DSCN1130

My husband once questioned why I buy inexpensive denim jeans, which I wear  nearly every day, yet spend considerably more on a dress for a handful of special occasions.

Jeans must be the most commonly worn article of clothing, at least in the U.S. Nearly every American owns a pair or more. We have dress jeans, everyday jeans, and work jeans in various shades of blue as well as black, white, and other colors. We also have a wide selection of styles including baggy, boot leg, skinny, casual, and dressy. Jeans are our go-to pants and worn everywhere from hiking trails to fine dining restaurants, churches, and the workplace.

Jeans were introduced to Americans in 1853 during the California gold rush when Levi Strauss, a 24-year-old German immigrant, made sturdy overalls from canvas for prospectors. After complaints about the rough fabric, Strauss used a twilled cotton called “serge de Nimes.” The fabric soon became known as denim and the overalls called blue jeans. Strauss received a U.S. patent on blue jeans in 1873.

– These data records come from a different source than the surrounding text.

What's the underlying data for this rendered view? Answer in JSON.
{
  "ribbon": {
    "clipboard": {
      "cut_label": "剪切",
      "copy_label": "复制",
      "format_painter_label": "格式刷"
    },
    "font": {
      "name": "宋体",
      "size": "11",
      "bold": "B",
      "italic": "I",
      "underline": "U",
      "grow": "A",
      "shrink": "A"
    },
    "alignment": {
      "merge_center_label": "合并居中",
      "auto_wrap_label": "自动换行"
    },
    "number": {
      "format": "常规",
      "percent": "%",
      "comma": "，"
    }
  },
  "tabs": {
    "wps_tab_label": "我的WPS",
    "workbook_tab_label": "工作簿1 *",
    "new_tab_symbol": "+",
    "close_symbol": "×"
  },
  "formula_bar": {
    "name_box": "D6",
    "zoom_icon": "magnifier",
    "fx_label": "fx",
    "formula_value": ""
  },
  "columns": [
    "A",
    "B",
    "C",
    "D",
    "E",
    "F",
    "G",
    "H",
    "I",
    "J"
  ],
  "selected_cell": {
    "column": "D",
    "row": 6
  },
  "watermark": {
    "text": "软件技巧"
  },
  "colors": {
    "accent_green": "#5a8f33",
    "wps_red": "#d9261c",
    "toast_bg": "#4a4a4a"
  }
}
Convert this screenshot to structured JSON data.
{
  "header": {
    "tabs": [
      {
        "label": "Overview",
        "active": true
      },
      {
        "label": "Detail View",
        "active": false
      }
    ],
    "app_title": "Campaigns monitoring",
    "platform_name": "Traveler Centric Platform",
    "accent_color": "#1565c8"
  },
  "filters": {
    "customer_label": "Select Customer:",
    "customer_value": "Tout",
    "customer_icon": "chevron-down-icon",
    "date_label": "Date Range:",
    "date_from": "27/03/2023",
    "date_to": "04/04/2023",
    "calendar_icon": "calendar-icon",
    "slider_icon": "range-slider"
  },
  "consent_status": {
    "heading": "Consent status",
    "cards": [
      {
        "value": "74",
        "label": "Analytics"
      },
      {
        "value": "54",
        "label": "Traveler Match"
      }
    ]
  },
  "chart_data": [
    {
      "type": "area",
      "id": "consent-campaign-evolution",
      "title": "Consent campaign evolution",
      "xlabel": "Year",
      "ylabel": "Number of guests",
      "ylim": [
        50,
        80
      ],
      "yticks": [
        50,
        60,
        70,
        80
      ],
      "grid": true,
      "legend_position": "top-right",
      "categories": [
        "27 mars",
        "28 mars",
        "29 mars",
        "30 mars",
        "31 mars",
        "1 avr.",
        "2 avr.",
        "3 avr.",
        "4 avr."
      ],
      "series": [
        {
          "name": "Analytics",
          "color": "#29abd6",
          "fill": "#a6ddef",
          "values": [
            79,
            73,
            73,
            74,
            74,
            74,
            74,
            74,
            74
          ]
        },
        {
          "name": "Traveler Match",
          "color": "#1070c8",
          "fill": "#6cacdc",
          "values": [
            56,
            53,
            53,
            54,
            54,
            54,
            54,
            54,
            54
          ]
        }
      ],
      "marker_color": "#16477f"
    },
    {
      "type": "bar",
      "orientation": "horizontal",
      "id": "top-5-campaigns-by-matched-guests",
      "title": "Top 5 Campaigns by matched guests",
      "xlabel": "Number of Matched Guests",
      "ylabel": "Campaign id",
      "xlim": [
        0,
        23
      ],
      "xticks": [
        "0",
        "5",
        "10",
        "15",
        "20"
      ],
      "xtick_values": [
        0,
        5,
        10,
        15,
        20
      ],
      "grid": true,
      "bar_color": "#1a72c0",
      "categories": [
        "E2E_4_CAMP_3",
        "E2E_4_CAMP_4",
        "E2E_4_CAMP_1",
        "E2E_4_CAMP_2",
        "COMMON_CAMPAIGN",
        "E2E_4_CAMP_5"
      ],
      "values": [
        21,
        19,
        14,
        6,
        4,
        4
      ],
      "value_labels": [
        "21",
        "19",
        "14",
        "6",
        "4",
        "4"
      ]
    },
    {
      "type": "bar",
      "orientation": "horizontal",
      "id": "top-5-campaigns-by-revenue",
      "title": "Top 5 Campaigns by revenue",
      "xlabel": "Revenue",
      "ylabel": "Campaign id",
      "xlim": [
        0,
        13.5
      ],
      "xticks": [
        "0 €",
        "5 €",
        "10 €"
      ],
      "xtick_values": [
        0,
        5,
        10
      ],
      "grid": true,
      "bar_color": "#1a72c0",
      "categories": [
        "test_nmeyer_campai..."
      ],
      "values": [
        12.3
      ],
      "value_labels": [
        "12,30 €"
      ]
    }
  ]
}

The word “jeans” most likely comes from the French word for Genoa as serge de Nimes originated in Genoa, Italy and Nimes, France. By the 17th century, the fabric was commonly used in clothing of the working class in Northern Italy.

According to Wikipedia, after actor James Dean wore jeans in the movie, Rebel without a Cause, the pants became a symbol of rebellion and sometimes banned in theaters, restaurants, and schools. I remember as a young child in the 60s resisting my mother’s insistence that I wear my brother’s hand-me-down jeans. I thought then that they were only for boys. But it wasn’t long before they became part of my daily wardrobe.

Jeans popularity has endured due to their durability and longevity. We keep them for years, as they get more comfortable with wear and washing. Ironically, as we search for the best prices, they are our best wardrobe investment.

©2015, Mary K. Doyle

 

Advertisements